Records for the task —
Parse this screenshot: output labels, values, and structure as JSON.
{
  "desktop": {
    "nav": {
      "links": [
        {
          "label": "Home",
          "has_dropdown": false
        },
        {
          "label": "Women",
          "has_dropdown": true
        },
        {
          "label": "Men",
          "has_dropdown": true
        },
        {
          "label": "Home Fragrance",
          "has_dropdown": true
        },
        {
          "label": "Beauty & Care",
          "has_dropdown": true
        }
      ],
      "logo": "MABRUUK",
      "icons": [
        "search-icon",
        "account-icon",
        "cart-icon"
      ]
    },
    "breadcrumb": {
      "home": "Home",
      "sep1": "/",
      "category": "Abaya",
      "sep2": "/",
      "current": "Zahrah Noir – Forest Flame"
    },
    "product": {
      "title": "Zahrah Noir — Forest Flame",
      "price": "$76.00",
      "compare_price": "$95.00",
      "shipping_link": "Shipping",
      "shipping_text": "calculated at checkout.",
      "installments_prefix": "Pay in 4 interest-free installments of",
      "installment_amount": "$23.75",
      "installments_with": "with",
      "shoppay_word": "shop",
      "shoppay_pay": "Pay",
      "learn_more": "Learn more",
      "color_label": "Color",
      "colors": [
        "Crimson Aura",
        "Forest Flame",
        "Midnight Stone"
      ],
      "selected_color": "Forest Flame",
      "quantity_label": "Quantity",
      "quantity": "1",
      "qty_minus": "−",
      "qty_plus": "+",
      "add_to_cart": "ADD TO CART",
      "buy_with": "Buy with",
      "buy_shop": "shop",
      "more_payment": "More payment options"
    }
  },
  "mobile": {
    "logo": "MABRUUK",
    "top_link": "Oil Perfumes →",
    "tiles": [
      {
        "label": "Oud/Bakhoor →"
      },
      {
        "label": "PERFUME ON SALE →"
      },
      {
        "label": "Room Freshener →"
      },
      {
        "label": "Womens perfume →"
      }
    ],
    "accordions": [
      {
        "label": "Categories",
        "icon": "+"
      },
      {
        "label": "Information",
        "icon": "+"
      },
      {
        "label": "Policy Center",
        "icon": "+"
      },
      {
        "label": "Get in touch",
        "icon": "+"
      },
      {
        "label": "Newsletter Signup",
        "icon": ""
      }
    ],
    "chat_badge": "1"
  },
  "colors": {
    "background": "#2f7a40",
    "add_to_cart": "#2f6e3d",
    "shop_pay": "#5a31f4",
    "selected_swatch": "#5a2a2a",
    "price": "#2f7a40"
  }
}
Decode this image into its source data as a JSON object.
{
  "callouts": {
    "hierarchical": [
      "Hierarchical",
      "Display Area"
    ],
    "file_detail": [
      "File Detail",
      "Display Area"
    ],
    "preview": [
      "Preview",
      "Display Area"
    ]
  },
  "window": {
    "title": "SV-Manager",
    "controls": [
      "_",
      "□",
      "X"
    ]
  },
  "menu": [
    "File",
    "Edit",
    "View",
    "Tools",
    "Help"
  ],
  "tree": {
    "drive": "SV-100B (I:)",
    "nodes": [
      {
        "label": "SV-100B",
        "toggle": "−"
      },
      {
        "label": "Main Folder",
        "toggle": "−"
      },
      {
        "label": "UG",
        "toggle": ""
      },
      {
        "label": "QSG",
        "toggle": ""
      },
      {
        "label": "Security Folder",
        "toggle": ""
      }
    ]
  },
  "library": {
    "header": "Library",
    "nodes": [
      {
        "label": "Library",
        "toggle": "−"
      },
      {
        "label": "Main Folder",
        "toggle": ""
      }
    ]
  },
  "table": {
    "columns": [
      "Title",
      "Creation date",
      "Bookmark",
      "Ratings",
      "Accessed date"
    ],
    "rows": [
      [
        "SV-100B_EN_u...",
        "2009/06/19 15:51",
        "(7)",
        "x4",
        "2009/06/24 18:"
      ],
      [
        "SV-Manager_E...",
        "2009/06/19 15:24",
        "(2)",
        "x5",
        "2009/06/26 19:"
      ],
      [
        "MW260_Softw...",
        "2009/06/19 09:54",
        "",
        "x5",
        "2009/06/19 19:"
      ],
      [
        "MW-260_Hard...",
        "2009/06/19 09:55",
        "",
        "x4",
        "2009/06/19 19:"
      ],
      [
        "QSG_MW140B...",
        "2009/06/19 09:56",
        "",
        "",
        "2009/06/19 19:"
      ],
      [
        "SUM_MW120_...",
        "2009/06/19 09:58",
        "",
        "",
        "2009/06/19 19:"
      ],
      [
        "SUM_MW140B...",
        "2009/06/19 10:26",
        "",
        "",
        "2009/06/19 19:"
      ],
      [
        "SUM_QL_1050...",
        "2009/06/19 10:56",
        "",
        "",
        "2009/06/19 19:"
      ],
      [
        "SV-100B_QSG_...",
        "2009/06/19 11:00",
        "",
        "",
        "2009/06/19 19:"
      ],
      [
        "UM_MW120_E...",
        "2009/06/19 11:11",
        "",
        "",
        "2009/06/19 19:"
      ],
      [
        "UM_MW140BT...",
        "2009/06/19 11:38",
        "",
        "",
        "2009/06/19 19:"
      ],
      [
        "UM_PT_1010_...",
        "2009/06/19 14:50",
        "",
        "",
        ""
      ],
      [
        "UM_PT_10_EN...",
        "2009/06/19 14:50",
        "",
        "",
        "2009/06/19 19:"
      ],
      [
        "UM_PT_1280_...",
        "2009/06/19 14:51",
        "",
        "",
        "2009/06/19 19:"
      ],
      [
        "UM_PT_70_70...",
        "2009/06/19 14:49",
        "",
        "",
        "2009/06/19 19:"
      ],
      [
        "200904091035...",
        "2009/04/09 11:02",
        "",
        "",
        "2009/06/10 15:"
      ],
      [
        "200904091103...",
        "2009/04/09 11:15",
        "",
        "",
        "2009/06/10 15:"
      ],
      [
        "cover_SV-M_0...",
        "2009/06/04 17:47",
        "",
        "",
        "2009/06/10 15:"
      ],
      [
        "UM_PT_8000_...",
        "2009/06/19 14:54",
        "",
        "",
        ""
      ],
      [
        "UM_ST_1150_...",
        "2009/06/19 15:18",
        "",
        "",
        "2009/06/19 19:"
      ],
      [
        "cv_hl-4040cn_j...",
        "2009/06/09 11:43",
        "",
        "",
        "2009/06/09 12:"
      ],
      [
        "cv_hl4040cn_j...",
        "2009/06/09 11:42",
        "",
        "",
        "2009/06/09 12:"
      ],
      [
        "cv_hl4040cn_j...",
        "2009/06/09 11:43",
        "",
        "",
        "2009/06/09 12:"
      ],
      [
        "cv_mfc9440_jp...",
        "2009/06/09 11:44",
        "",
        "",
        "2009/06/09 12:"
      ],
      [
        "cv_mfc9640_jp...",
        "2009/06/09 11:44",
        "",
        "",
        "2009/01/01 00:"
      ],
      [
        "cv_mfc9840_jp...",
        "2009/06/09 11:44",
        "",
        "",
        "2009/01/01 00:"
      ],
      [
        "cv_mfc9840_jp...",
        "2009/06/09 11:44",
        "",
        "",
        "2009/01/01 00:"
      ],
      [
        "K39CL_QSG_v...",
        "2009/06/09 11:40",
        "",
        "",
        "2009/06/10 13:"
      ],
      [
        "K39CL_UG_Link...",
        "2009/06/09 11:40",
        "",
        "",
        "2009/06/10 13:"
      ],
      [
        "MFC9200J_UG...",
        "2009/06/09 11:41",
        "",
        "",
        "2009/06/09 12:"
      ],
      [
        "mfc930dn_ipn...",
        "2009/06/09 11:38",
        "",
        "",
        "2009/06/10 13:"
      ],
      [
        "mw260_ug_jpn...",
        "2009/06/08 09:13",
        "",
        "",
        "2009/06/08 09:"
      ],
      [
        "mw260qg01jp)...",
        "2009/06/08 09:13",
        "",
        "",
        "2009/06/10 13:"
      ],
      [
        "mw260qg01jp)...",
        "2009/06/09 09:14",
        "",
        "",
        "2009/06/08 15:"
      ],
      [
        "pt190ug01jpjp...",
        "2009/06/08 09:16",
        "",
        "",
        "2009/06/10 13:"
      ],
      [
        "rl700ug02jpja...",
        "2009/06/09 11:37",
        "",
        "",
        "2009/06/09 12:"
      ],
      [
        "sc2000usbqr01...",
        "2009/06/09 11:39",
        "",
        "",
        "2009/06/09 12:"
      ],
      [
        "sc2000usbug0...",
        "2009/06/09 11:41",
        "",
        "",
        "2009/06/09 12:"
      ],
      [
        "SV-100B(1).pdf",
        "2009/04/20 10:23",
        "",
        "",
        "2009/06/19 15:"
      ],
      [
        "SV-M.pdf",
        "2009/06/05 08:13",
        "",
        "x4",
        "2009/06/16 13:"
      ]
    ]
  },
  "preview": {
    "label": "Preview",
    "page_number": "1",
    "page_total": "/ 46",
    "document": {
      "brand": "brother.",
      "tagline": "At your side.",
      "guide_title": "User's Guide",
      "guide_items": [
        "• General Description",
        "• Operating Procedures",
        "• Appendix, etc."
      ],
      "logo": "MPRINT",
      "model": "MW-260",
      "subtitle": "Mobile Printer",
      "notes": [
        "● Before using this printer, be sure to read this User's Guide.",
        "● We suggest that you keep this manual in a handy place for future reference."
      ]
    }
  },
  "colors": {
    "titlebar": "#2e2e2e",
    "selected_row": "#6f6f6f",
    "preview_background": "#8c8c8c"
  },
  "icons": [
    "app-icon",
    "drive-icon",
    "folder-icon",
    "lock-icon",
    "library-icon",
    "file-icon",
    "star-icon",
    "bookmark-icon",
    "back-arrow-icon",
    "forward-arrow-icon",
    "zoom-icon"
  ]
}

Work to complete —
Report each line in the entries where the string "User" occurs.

Answer below —
      "guide_title": "User's Guide",
        "● Before using this printer, be sure to read this User's Guide.",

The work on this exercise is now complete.